I’ve been working at Sporty’s for over 10 years. It’s hard to get a group of pilots to agree to sit on the ground and answer other pilots’ questions all day without letting them go fly every now and then. About once a month, we are able to convince Hal that we need to test some of the latest products we’ve developed or see if that headset is really as good as they claim.
After all, Sporty’s doesn’t sell anything we don’t test first. The only way to test most products is by flying with them. We often use the opportunity to go grab breakfast at a neighboring airport, so I’ve become a connoisseur of the standard meal: Biscuits and Gravy. For all you who have not had the pleasure yet, you take two warm, flaky, buttermilk biscuits, split them in half, and cover them with white sausage gravy. The best gravy is so thick you can eat it with a pitchfork.
Departing Sporty’s and taking off on Runway 22 at Clermont County Airport puts you in the perfect position to be on top the valley fog as the earth falls away from the end of the runway. Today’s destination lies up the Ohio River in Portsmouth, Ohio (PMH), not because of their 5000-foot runway or friendly waitresses, but rather the route we often take to get there. You see, Sporty’s airport lies at 840 feet MSL, while the river is down around 450 feet. The only hills in our corner of the state are mainly due to erosion.

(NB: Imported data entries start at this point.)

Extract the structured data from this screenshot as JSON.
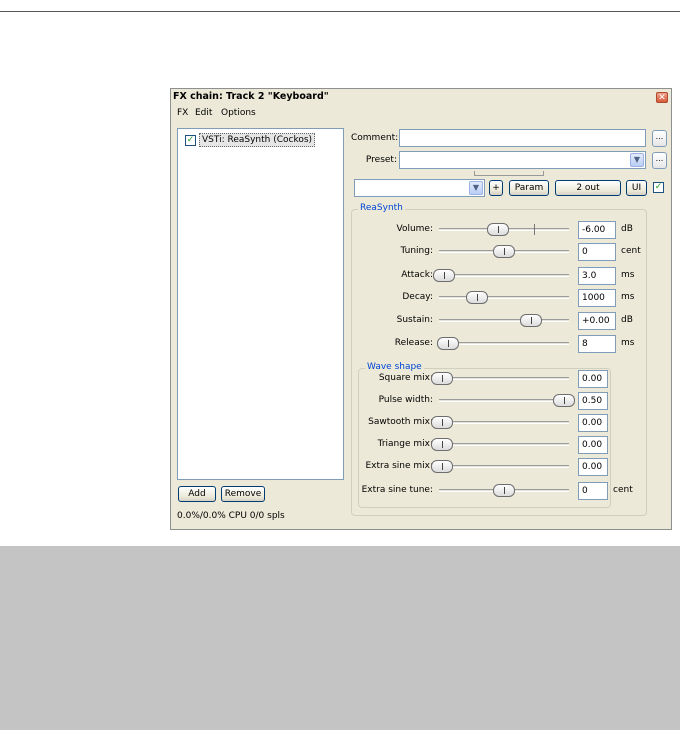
{
  "window": {
    "title": "FX chain: Track 2 \"Keyboard\"",
    "close_symbol": "✕"
  },
  "menu": [
    "FX",
    "Edit",
    "Options"
  ],
  "fx_list": {
    "items": [
      {
        "label": "VSTi: ReaSynth (Cockos)",
        "checked": true
      }
    ]
  },
  "buttons": {
    "add": "Add",
    "remove": "Remove"
  },
  "status": {
    "cpu": "0.0%/0.0% CPU 0/0 spls"
  },
  "comment": {
    "label": "Comment:",
    "value": "",
    "browse": "..."
  },
  "preset": {
    "label": "Preset:",
    "value": "",
    "browse": "..."
  },
  "toolbar": {
    "dropdown_value": "",
    "plus": "+",
    "param": "Param",
    "out": "2 out",
    "ui": "UI",
    "enabled": true
  },
  "reasynth": {
    "group_title": "ReaSynth",
    "params": [
      {
        "name": "volume",
        "label": "Volume:",
        "value": "-6.00",
        "unit": "dB",
        "level": 0.45
      },
      {
        "name": "tuning",
        "label": "Tuning:",
        "value": "0",
        "unit": "cent",
        "level": 0.5
      },
      {
        "name": "attack",
        "label": "Attack:",
        "value": "3.0",
        "unit": "ms",
        "level": 0.02
      },
      {
        "name": "decay",
        "label": "Decay:",
        "value": "1000",
        "unit": "ms",
        "level": 0.28
      },
      {
        "name": "sustain",
        "label": "Sustain:",
        "value": "+0.00",
        "unit": "dB",
        "level": 0.72
      },
      {
        "name": "release",
        "label": "Release:",
        "value": "8",
        "unit": "ms",
        "level": 0.05
      }
    ]
  },
  "wave_shape": {
    "group_title": "Wave shape",
    "params": [
      {
        "name": "square-mix",
        "label": "Square mix:",
        "value": "0.00",
        "unit": "",
        "level": 0.0
      },
      {
        "name": "pulse-width",
        "label": "Pulse width:",
        "value": "0.50",
        "unit": "",
        "level": 0.98
      },
      {
        "name": "sawtooth-mix",
        "label": "Sawtooth mix:",
        "value": "0.00",
        "unit": "",
        "level": 0.0
      },
      {
        "name": "triangle-mix",
        "label": "Triange mix:",
        "value": "0.00",
        "unit": "",
        "level": 0.0
      },
      {
        "name": "extra-sine-mix",
        "label": "Extra sine mix:",
        "value": "0.00",
        "unit": "",
        "level": 0.0
      },
      {
        "name": "extra-sine-tune",
        "label": "Extra sine tune:",
        "value": "0",
        "unit": "cent",
        "level": 0.5
      }
    ]
  }
}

So “flying the river” means we can get a little lower than usual and enjoy some valley flying. It’s not rare to see a thick layer of fog on top of the river. With many of the smoke stacks from the coal plants billowing over 600 feet, it can be quite a sight. I often find myself wondering what the locals think when they see three aircraft that look nothing alike flying along in a horrible V-formation.

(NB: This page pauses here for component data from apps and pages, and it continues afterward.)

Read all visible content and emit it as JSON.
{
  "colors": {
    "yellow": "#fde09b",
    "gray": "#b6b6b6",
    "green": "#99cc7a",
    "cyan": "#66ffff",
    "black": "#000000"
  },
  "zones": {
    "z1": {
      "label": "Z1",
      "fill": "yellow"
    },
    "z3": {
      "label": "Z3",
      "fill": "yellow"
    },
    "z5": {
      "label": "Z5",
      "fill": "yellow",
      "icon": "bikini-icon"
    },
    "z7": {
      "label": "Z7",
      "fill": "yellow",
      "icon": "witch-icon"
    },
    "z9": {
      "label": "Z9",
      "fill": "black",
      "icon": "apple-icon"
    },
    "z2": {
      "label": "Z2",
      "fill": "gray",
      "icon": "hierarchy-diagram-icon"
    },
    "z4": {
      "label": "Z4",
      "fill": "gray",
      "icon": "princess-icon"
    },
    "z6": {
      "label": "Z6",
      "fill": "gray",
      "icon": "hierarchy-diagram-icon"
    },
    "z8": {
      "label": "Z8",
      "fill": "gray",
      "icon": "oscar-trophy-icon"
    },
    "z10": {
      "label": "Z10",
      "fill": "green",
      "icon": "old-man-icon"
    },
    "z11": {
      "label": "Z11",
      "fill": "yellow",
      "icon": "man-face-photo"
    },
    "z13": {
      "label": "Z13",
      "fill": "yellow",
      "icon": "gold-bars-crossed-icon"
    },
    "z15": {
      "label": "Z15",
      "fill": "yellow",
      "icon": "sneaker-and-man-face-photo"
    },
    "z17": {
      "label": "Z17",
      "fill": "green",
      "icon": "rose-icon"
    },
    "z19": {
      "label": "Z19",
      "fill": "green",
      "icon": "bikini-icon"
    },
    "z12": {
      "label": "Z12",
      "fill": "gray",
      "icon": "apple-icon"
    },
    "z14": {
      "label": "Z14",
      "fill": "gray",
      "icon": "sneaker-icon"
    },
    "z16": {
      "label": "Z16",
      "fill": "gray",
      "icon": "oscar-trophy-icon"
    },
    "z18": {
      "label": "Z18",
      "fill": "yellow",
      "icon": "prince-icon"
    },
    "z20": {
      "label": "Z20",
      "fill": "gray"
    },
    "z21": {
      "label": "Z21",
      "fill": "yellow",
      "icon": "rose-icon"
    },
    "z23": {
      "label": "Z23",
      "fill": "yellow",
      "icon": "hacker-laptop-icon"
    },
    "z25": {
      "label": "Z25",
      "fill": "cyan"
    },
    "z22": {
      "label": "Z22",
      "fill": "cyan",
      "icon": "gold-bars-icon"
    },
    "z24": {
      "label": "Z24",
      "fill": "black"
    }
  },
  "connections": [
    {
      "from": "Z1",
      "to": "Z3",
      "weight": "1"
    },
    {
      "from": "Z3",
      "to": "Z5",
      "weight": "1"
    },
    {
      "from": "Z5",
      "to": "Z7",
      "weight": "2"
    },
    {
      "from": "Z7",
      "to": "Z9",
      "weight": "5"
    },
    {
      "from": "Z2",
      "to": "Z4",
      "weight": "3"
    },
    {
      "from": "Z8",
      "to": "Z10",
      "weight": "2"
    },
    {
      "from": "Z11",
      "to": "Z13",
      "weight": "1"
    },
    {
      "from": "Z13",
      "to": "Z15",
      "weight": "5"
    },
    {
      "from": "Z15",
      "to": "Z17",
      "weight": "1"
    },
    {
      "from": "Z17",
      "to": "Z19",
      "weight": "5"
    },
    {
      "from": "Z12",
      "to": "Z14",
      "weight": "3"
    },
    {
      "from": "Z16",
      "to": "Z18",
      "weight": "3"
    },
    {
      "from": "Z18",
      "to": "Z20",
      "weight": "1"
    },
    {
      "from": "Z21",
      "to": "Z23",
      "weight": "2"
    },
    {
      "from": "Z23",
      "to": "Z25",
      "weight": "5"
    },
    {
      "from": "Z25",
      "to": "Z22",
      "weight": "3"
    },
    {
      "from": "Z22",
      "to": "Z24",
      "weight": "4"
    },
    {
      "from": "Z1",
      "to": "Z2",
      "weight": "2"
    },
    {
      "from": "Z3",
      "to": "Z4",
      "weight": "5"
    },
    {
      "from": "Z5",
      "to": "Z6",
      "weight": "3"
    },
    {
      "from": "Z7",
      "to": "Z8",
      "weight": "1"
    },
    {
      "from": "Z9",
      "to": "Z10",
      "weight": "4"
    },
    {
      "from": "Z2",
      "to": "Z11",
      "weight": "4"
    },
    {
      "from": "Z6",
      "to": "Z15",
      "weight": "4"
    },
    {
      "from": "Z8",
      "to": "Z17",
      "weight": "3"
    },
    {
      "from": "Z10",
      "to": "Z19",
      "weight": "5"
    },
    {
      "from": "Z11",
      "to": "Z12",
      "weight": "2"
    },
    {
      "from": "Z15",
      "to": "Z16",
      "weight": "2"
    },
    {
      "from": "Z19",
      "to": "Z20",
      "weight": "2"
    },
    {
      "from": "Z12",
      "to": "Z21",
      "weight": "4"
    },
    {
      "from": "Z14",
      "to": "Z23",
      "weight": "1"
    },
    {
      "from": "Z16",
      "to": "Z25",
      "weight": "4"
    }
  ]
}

Our squadron is usually anywhere between two and five aircraft. Pilots, enthusiasts, first-timers…all are welcome. Early morning departures are a must, for we still have a full day of work to get in once we get back. As the sun peeks up over the horizon, the planes are in the air and beginning to rendezvous.
The type of planes are different every time. We’ve had Cessna 172s, a Skycatcher, an R44, a Citabria, a Cirrus, a Pacer, and even a Cub. Once in the same vicinity, we hook up in a loose formation (one that would make most warbird pilots roll on the ground laughing) and start meandering our way upstream. The taildragger and helicopter pilots always claim a service ceiling of less than 1000 feet AGL, so low and slow is the only way to go.
Undoubtedly on 123.45, the pilot chatter starts up. If you don’t have thick skin and witty comebacks, you’ll become an easy target. Everybody has an opinion about Tom’s freshly waxed bird, and if his wife really knows what those headsets cost. Did Kurt bring his flaps back up this time? Your gear looks a little low. I think your rudder is on upside down. My yaw damper must be broken. And don’t forget every Airplane (Surely, you can’t be serious) and Top Gun (I feel the NEED) movie quote you have ever heard. If you’re recording the open band, you’ll probably have a great late night show script by the time we’ve made the round trip.
Most airport diners have three things in common: friendly people, terrific food and cheap prices. It always amazes me the amount of money pilots will spend on fuel for the plane, but we always want to cheap out on fuel for ourselves. It’s hard to spend more than $6 at an airport cafe on a good breakfast. That’s the same cost as a 10 knot headwind. We’ll spend $120 in gas on a round trip to complain about spending $9.50 for a big burger and fries.
The return trip is usually not as rewarding. The sun is up, the valley fog starts to rise, the magic of flight fades slightly. Our new destination is still a lot of fun, but Sporty’s doesn’t sell Biscuits and Gravy. Back to Sporty’s to request permission for a fly by (the line guys don’t think it’s funny anymore). It won’t be long before we decide to make another run. Maybe this time we’ll hit Urbana (I74) for a buffalo burger at lunch time? Anyone want to meet us at 1500 feet over the river?
Doug grew up off the end of a runway and has wanted to fly before he could ride a bike. As the catalog manager for Sporty’s Pilot Shop, he takes pride in developing products that make flying easier for pilots. After spending a short time in the military including a year in Iraq, his standards are abnormally high for pilot products. A private pilot with an instrument rating, he enjoys small prop planes more than any jet. You’ll normally find him in a Cessna 172 or Skycatcher while on a mission to find the finest biscuits and gravy at an airport cafe.